_DSC6844_photo by the lovely lara blair

Yesterday I told someone that I needed a balm for my body, especially my heart. Something to help soothe a loss that has affected me deeply.

Le Pug’s MRI following a grand mal seizure led to a brain cancer diagnosis in January. We’ve been filled with anticipatory grief of what was to come. He was given two to three months.

In February, we drove him to Florida to hit a dog beach and soak up sunshine. In March, we made it to Hilton Head for more of the same. We had last weekend set aside for a final jaunt to Le Beau’s cabin and this weekend for camping in Miss Lillie, our vintage RV. Unfortunately, his tumor had other plans and April’s adventures were not to be.

Le Pug was 10.5 years old and quite healthy up until the end so in one way, we’re grateful. In another way, we’re broken. We expected 15 years and the January diagnosis left us crushed. Our whole world changed.

We didn’t leave him home alone due to the possibility of a seizure. We didn’t make any plans beyond what had already been set before the diagnosis. We watched him lose interest in his beloved Teddy, playing fetch, and exhibit confusion. His steroid and anti-seizure meds made him sleepy and sometimes wobbly. The tumor started in his left nostril before moving into his brain, so he shifted to mouth breathing when it blocked his air passage.

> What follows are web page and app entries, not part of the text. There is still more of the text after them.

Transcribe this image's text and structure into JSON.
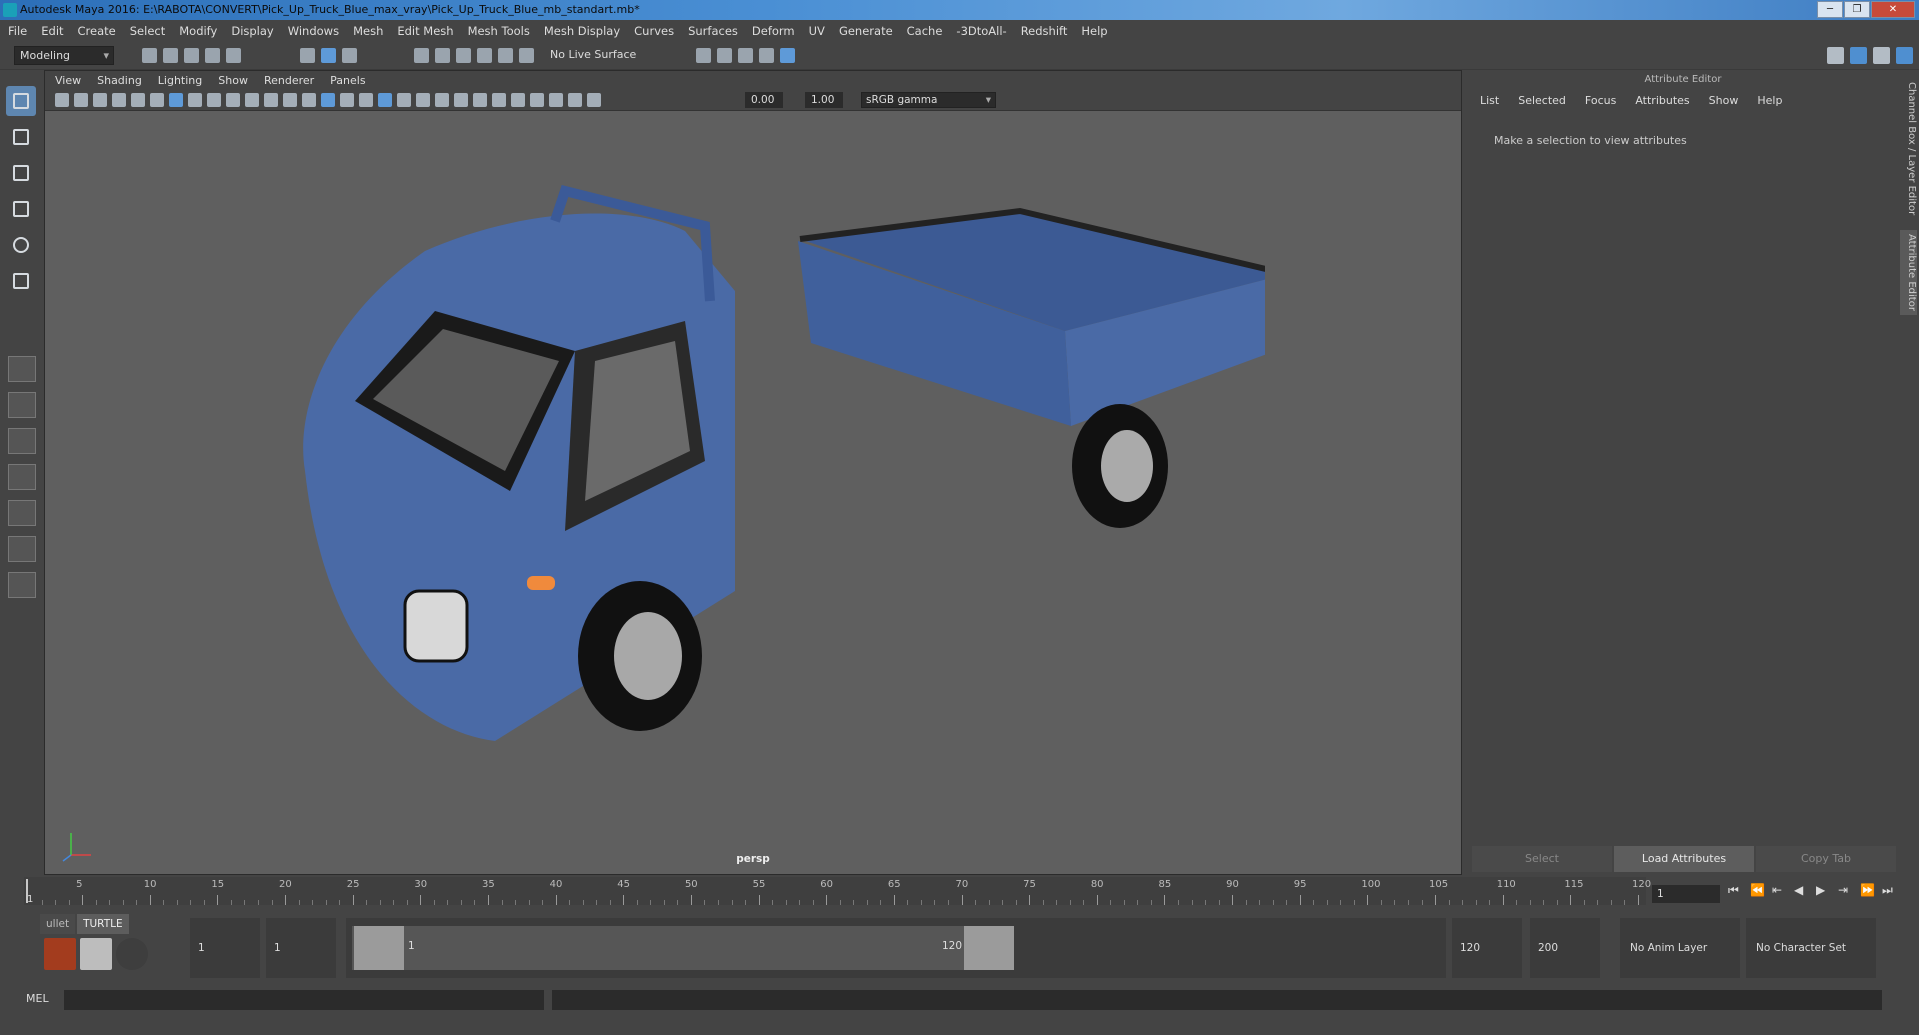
{
  "window": {
    "title": "Autodesk Maya 2016: E:\\RABOTA\\CONVERT\\Pick_Up_Truck_Blue_max_vray\\Pick_Up_Truck_Blue_mb_standart.mb*",
    "buttons": [
      "minimize",
      "restore",
      "close"
    ]
  },
  "menubar": [
    "File",
    "Edit",
    "Create",
    "Select",
    "Modify",
    "Display",
    "Windows",
    "Mesh",
    "Edit Mesh",
    "Mesh Tools",
    "Mesh Display",
    "Curves",
    "Surfaces",
    "Deform",
    "UV",
    "Generate",
    "Cache",
    "-3DtoAll-",
    "Redshift",
    "Help"
  ],
  "status_line": {
    "mode": "Modeling",
    "live_surface": "No Live Surface"
  },
  "viewport": {
    "menus": [
      "View",
      "Shading",
      "Lighting",
      "Show",
      "Renderer",
      "Panels"
    ],
    "exposure": "0.00",
    "gamma": "1.00",
    "color_space": "sRGB gamma",
    "camera": "persp"
  },
  "attribute_editor": {
    "title": "Attribute Editor",
    "menus": [
      "List",
      "Selected",
      "Focus",
      "Attributes",
      "Show",
      "Help"
    ],
    "message": "Make a selection to view attributes",
    "buttons": [
      "Select",
      "Load Attributes",
      "Copy Tab"
    ],
    "side_tabs": [
      "Channel Box / Layer Editor",
      "Attribute Editor"
    ]
  },
  "timeline": {
    "ticks": [
      "5",
      "10",
      "15",
      "20",
      "25",
      "30",
      "35",
      "40",
      "45",
      "50",
      "55",
      "60",
      "65",
      "70",
      "75",
      "80",
      "85",
      "90",
      "95",
      "100",
      "105",
      "110",
      "115",
      "120"
    ],
    "current_frame_label": "1",
    "current_frame": "1"
  },
  "range": {
    "shelf_tabs": [
      "ullet",
      "TURTLE"
    ],
    "start": "1",
    "playback_start": "1",
    "range_start_label": "1",
    "range_end_label": "120",
    "playback_end": "120",
    "end": "200",
    "anim_layer": "No Anim Layer",
    "character_set": "No Character Set"
  },
  "command_line": {
    "language": "MEL"
  },
  "colors": {
    "accent": "#5e86b0",
    "truck_body": "#4a6aa6"
  }
}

Despite his decline, he remained a loyal, loving companion who never missed an opportunity to consume a treat. After his diagnosis, he would do his standard manipulation trick of scratching on the sliding door to go outside. We’d let him out and he’d come right back, not having done a thing. We rewarded him still declaring it, “treats for doing nothing!” He was a fan. And this happened repeatedly. He was no dummie.

Last week his condition took a nasty turn. He had cluster seizures Wednesday morning before we rushed him to his caring neurologist. She admitted him to ICU, increased his anti-seizure medication, and reminded us that he would not improve, only stabilize, hopefully.

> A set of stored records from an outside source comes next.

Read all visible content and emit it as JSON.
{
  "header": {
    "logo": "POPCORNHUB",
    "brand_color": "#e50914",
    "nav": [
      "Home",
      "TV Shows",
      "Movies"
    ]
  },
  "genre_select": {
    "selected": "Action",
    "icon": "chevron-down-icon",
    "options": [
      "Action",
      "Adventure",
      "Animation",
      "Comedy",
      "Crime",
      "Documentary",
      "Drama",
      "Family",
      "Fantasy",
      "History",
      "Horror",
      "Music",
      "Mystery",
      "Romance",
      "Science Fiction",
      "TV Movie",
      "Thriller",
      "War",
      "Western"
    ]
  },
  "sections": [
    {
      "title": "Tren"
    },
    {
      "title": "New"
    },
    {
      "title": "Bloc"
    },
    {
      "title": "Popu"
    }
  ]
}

Stabilize he did and, unsurprisingly, he also won over the team working with him. He returned home and subsequently had five more seizures despite the increase in medication. We were heartbroken.

Le Beau and I were on the same page about quality of life being of utmost importance in our decision making on when to let Le Pug go. It was time.

11149278_10152949507597739_6036962200701687247_nphotos + collage by le beau

On our last day together, we went for a couple gentle walks and took him for a cup of champagne mango sorbetto at our favorite gelato spot. You can see above that he was a fan. We love the pictures because he looks like a puppy {sorbetto covering his gray beard} and his messy joy shines through.

The past six days have been a blur. Le Beau and I feel lost, empty actually. Feeding Le Pug started our day and letting him out one more time completed it, for over a decade.

We picked up his ashes, got him an urn fit for a king, and are creating a memorial garden in our 100-square-foot back yard surrounded by a stone Buddha, monkey grass {his favorite}, and flowers.

I’m rereading Grieving Mindfully which helped me through the loss of my Gramma in 2012. It states, “to love is always to open oneself to the grief of loss. However, this loss is not to be confused with the loss of love. Grief is the experience of loss in love.”

We grieve because we loved. And to have loved is a beautiful gift.

While googling “how to deal with the loss of a dog” yesterday, websites encouraged creating a legacy through writing stories, poems, or letters, along with making a memorial, scrapbook, or planting a tree.

That’s why I set this up as Part 1. I’d like to process pieces of the grief experience here, while also sharing stories of love and inspiration. And there are many!

Why? Because this allows me to share the journey with you while honoring the memory of someone who made 1/4 of my life incredibly special. Bisous. x